Wise words

Raza believes that communication is everything in every relationship so father-child one is no different — “Your children should never hesitate, no matter what it is. The father should be the confidante instead of this terrifying persona assigned to them by society. I would reiterate the importance of say physical affection, and lastly, I feel we have really made forgiveness very difficult. Parents also make blunders, and I feel we need to extend apologies to everyone, ourselves, our elders and even our children instead of humiliating them.”

“Don’t be a bully to your children. Don’t be responsible for them having fear and sadness in their hearts. Respect their boundaries. Don’t try to mould them into a version of yourself. Just let them be,” stressed Suleman.

Ali felt that if he ever decided to have children, he would consider them his equals because they are independent human beings.
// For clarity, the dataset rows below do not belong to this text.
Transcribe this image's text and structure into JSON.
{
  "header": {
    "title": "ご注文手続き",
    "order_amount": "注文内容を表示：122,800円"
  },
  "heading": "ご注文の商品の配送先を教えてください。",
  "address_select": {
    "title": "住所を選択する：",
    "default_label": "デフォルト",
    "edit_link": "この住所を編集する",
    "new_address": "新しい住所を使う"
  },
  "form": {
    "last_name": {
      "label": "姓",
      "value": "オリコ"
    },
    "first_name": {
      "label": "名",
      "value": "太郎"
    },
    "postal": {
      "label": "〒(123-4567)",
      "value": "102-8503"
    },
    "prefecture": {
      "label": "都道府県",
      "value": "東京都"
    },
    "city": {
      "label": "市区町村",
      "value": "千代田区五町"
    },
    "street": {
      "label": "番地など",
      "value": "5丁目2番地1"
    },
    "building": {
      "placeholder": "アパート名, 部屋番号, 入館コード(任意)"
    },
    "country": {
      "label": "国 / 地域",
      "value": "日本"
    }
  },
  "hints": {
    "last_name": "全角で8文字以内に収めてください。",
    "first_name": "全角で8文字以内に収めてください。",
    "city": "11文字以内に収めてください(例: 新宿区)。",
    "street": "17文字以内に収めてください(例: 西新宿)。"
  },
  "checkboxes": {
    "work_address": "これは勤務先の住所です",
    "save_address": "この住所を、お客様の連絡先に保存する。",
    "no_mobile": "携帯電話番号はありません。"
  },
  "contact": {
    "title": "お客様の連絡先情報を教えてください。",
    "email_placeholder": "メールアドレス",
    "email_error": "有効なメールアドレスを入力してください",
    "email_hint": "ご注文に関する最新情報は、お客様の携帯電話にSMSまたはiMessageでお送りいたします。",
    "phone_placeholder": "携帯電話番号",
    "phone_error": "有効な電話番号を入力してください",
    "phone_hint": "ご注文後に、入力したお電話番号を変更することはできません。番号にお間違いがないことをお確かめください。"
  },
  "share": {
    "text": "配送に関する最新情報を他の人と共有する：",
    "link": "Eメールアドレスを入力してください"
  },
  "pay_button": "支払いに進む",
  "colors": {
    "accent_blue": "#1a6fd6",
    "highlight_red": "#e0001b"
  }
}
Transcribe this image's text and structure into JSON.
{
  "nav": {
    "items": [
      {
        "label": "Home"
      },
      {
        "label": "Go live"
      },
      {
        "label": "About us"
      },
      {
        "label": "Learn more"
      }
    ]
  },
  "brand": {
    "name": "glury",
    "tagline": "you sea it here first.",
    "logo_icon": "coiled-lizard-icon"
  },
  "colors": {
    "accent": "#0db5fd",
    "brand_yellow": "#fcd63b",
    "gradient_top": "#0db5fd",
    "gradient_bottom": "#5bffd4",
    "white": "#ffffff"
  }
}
“I do have nephews and nieces and I try to engage with them on a personal level. I listen to them, play with their toys when they come to me, and am affectionate instead of being distant and far away. I would want to do so many things with my children, play with them, go shopping, visit parks and make sure that they can come to me if they need help,” he said.

“I would also make sure that I do not lash out at them, and be patient with them. Lastly, I hope I live up to what I say, if I have them of course, that I am able to respect their choices and support them wholeheartedly,” he shared, adding that more fathers need to show affection in public because there is a dearth of love in our society. 

My own father passed away a month or two after the interaction I mentioned at the beginning of this article, but never once have I wished that I changed my response, because if he ever decided to come back, I would do everything to pull his leg again.

In a few years, the time I spent with my father will be less than the time I have spent without him, but that won’t ever change the fact that I owe so much to him. As part of an assignment, I got a letter on the most random topic published in Dawn. My father was over the moon. He did not wait a few years to see my first byline and the many more after that, but his participation in our lives made me understand that having active parents can shape us in so many ways.

To all the fathers who are not scared of loving their children, your kids will thank you despite your many flaws, and to those who are scared of showing affection, it’s never too late to love them. Happy Father’s Day!

Some names have been changed to protect anonymity